It is that time again. I’m reminded, again how the calendar is really rather arbitrary. For the Romans, the new year began in March—which makes sense in a culture so heavily dependent on agriculture and the seasons. The Romans could order up wheat from Egypt, but they sure couldn’t get bananas or pineapples in winter. Cutting back in the spring makes sense—you need to make sure you stretch your supplies until you know the crops are growing.
I am also amused by the iconography of Easter. Aside from the name of the holiday (which was Ostra, a Saxon fertility goddess (thank you, Bede), the whole duckies, eggs, bunnies, chicks, and flowers. Yes, those are the signs of death and rebirth. The whole celebration is older than two thousand years, and those things speak to something much more primal in human history.
On the whole, though, it is probably a good thing to take stock of one’s life. Certainly, compared to people’s live for most of human history, and really, compared to many folks in the world, my life is full of decadent abundance. It’s the old “I was sad because I had no hands, until I met a man who had no chips” once again. I considered giving up television for lent, but mine died with the digital transition and I just haven’t bothered to get a new one-so I don’t think that counts. I can get bananas in winter, and the grapefruit is really rather nice this year. If it comes to that, my problem is too much weight, (I’m already on a diet) I don’t smoke, alcohol has too many calories, and as I think for a living, I don’t do drugs.
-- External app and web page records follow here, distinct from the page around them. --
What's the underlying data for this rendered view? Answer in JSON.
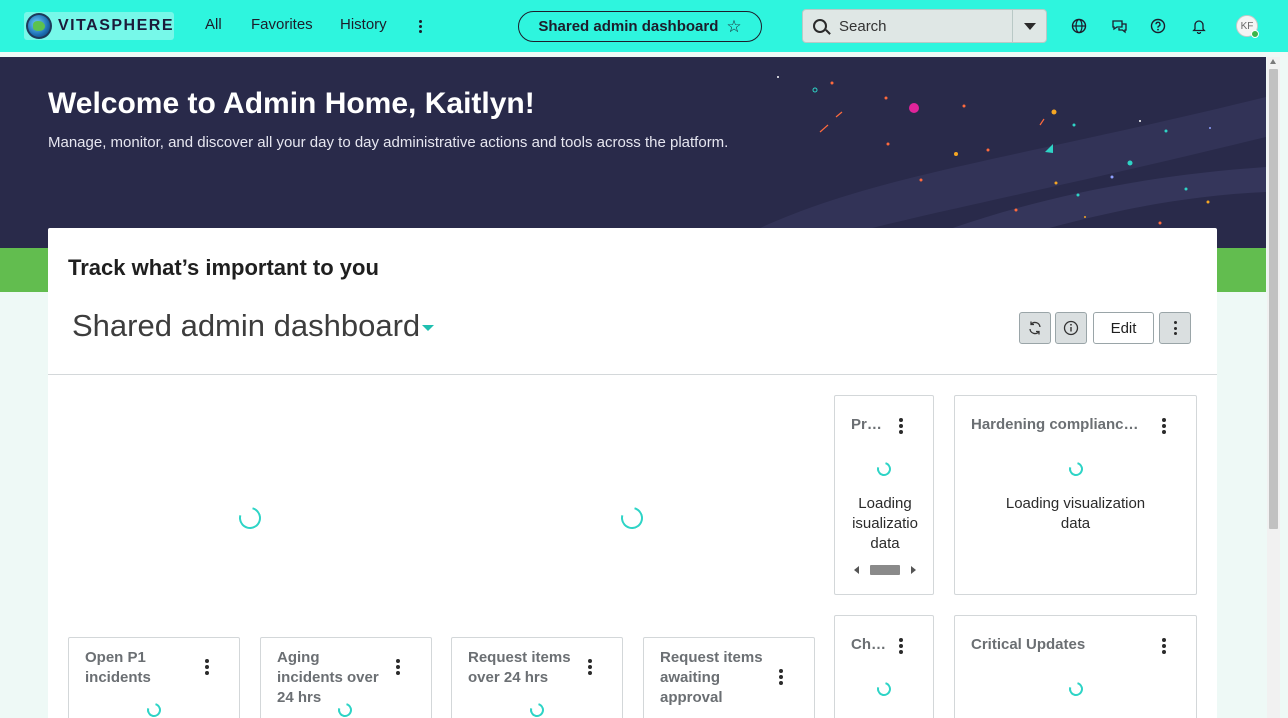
{
  "brand": {
    "name": "VITASPHERE"
  },
  "nav": {
    "all": "All",
    "favorites": "Favorites",
    "history": "History"
  },
  "pill": {
    "label": "Shared admin dashboard",
    "icon": "star-outline-icon"
  },
  "search": {
    "placeholder": "Search"
  },
  "user": {
    "initials": "KF"
  },
  "hero": {
    "title": "Welcome to Admin Home, Kaitlyn!",
    "subtitle": "Manage, monitor, and discover all your day to day administrative actions and tools across the platform."
  },
  "card": {
    "heading": "Track what’s important to you",
    "dashboard_title": "Shared admin dashboard",
    "edit_label": "Edit"
  },
  "widgets": {
    "w1": {
      "title": "Pr…",
      "loading": "Loading isualizatio data"
    },
    "w2": {
      "title": "Hardening compliance …",
      "loading": "Loading visualization data"
    },
    "w3": {
      "title": "Ch…"
    },
    "w4": {
      "title": "Critical Updates"
    }
  },
  "tiles": [
    {
      "title": "Open P1 incidents"
    },
    {
      "title": "Aging incidents over 24 hrs"
    },
    {
      "title": "Request items over 24 hrs"
    },
    {
      "title": "Request items awaiting approval"
    }
  ],
  "colors": {
    "nav_bg": "#2ef5de",
    "hero_bg": "#292a4a",
    "accent": "#2ed4c6",
    "band": "#62bd4f"
  }
}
My friend from college, Wu, was in this predicament, one year, and he took up gambling for lent. (He played the lotto).
I rather like that idea, but I would like my money to have more of a direct impact. And, of course, I know a thing or two about math. I’m buying bees from the Heifer Project.